Good marketing people could get them connected to target shoppers together; advertizing sections could be purchased through a retailers association; and that next big fashion thing for home or wardrobe or technical accessories and food could have additional flare and vibrancy, coming from a non-Vogue stamped quarter.
The one thing this clearly needs:
Maggie and John Anderson of Chicago vowed four months ago that for one year, they would try to patronize only black-owned businesses. The "Empowerment Experiment" is the reason John had to suffer for hours with a stomach ache and Maggie no longer gets that brand-name lather when she washes her hair. A grocery trip is a 14-mile odyssey.
"We kind of enjoy the sacrifice because we get to make the point ... but I am going without stuff and I am frustrated on a daily basis," Maggie Anderson said. "It's like, my people have been here 400 years and we don't even have a Walgreens to show for it."
So far, the Andersons have spent hundreds of dollars with black businesses from grocery stores to dry cleaners. But the couple still hasn't found a mortgage lender, home security system vendor or toy store. Nonetheless, they're hoping to expand the endeavor beyond their Chicago home.

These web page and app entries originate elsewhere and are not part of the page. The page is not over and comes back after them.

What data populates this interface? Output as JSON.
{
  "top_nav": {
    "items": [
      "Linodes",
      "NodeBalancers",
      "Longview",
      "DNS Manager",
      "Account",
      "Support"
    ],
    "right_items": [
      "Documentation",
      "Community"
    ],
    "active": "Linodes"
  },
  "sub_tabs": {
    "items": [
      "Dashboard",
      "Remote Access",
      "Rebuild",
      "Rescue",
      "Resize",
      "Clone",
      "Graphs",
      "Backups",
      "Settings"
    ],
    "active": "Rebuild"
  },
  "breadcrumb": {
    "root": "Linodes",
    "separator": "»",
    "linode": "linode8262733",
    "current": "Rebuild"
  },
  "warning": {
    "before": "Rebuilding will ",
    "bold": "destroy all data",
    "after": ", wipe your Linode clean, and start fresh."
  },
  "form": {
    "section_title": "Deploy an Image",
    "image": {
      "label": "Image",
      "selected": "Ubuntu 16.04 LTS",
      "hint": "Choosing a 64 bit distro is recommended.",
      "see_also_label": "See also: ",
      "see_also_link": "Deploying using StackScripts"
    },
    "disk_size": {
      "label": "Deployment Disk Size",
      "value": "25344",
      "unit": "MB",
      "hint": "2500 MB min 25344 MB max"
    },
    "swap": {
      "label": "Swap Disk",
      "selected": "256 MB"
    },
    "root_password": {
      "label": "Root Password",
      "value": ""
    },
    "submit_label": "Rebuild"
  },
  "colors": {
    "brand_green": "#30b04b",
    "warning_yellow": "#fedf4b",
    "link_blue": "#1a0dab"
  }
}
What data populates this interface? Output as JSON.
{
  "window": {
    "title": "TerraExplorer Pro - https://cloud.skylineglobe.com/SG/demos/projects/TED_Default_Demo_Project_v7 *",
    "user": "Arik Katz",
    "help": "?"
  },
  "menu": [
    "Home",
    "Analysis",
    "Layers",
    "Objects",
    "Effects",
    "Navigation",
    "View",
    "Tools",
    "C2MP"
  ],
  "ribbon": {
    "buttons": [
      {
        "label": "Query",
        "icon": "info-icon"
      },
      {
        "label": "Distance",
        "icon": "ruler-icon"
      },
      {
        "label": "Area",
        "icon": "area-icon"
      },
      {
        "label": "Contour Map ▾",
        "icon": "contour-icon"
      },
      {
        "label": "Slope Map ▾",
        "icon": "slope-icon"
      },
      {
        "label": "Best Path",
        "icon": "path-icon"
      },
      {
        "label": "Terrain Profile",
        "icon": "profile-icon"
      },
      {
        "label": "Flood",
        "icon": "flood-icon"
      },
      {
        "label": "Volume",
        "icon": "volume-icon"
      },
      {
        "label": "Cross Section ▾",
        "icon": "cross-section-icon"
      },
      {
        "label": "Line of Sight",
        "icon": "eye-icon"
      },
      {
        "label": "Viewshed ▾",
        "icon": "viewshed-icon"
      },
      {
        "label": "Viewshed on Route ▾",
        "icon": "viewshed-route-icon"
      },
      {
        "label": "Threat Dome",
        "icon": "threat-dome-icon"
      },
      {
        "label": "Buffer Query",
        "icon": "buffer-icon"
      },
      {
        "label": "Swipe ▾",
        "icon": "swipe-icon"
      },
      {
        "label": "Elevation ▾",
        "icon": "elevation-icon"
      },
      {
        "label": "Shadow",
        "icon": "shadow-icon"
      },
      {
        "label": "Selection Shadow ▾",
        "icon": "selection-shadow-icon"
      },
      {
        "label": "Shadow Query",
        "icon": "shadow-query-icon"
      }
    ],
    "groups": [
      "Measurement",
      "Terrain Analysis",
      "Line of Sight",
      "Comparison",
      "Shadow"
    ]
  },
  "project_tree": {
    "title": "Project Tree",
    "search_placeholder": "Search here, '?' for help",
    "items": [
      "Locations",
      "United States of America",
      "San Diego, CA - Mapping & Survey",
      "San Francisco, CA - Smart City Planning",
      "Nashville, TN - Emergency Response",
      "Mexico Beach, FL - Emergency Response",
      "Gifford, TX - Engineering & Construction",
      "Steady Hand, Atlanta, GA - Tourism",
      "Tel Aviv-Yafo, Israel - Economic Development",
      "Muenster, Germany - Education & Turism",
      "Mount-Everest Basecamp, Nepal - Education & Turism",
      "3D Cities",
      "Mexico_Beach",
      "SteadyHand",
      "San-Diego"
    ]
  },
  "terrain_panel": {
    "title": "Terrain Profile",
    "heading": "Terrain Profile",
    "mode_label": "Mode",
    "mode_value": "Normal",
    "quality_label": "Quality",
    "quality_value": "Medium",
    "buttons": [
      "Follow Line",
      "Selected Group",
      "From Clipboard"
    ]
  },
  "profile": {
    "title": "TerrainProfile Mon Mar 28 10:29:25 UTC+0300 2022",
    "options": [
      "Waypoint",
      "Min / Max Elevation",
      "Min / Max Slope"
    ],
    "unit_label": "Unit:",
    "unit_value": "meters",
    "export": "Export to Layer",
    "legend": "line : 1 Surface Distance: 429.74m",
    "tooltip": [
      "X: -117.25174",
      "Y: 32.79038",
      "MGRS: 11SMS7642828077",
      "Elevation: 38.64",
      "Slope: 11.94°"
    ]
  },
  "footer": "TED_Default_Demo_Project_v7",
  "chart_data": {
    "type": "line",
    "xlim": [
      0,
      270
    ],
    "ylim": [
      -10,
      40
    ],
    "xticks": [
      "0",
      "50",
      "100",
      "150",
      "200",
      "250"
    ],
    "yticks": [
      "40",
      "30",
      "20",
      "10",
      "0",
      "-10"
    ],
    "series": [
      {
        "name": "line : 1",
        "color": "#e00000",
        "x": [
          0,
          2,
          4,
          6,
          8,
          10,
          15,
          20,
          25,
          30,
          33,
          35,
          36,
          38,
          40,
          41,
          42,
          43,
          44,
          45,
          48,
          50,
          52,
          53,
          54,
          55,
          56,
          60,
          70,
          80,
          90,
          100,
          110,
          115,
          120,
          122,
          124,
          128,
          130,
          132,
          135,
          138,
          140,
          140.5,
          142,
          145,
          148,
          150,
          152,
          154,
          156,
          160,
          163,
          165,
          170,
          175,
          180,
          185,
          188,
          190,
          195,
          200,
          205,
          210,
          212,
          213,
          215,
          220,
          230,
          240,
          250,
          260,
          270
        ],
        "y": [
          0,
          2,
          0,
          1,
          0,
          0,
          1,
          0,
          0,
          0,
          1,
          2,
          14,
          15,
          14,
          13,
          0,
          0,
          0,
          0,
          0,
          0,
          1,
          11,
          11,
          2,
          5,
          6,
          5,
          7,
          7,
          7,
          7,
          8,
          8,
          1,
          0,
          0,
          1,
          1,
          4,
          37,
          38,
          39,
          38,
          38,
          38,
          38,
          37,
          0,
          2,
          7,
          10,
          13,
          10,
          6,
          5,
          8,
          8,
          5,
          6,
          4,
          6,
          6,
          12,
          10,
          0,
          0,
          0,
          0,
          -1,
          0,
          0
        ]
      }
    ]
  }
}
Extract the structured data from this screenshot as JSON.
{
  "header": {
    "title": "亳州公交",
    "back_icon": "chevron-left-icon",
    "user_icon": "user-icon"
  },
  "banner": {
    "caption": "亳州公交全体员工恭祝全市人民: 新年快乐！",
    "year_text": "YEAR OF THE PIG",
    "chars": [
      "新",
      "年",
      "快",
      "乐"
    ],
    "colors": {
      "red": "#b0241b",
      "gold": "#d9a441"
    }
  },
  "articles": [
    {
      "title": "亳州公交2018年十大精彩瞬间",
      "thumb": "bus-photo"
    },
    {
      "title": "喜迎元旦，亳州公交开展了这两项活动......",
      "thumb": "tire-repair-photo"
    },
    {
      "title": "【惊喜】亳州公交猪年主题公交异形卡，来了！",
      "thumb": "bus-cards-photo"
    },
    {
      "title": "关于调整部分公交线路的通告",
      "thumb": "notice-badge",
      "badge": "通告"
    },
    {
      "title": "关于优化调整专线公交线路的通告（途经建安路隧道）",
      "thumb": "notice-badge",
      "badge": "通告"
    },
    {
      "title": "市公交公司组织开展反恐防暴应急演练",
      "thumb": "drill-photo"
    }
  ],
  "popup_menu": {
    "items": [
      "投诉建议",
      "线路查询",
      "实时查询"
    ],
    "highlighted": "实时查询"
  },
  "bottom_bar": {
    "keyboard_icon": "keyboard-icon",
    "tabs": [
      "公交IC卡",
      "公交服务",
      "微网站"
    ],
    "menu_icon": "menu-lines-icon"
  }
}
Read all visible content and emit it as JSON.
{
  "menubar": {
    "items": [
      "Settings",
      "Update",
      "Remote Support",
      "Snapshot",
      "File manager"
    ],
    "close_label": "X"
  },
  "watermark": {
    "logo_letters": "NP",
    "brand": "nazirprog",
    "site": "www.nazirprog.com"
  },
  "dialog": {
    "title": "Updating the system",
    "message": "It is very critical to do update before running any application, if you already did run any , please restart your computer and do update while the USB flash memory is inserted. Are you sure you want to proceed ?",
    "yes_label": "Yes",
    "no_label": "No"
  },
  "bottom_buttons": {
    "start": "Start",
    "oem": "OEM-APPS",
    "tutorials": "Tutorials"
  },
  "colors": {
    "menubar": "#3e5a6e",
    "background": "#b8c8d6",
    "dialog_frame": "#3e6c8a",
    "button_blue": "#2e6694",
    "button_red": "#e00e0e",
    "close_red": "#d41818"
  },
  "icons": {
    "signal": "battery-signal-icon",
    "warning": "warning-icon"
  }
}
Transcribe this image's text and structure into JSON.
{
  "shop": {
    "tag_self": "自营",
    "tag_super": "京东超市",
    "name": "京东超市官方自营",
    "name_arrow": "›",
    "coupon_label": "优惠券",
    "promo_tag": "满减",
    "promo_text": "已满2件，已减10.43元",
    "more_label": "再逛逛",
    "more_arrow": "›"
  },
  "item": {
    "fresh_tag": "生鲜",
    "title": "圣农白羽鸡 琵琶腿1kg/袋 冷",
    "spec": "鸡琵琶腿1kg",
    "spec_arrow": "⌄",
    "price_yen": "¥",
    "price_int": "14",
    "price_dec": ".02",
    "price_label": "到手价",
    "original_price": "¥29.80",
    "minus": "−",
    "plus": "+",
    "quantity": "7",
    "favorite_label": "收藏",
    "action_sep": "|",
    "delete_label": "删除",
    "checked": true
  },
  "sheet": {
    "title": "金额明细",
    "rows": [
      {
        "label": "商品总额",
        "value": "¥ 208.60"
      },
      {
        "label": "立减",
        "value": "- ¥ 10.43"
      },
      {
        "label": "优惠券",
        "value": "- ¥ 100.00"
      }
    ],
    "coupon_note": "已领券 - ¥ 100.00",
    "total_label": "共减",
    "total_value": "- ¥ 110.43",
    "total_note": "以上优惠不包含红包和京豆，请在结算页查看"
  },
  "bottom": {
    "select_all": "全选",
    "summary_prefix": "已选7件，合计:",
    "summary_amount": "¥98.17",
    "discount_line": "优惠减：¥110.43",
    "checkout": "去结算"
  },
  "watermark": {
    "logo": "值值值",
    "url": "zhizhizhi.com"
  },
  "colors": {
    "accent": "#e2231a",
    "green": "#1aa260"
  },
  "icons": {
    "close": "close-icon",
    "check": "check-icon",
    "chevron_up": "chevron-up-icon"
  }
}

Seed money. Which Anderson is preparing to raise. And Gregory Price, Moorehouse College's chairman of the economics department, notes, "It would be nice to see some real, hard data. Otherwise, it could just be an episode of ethnic cheerleading."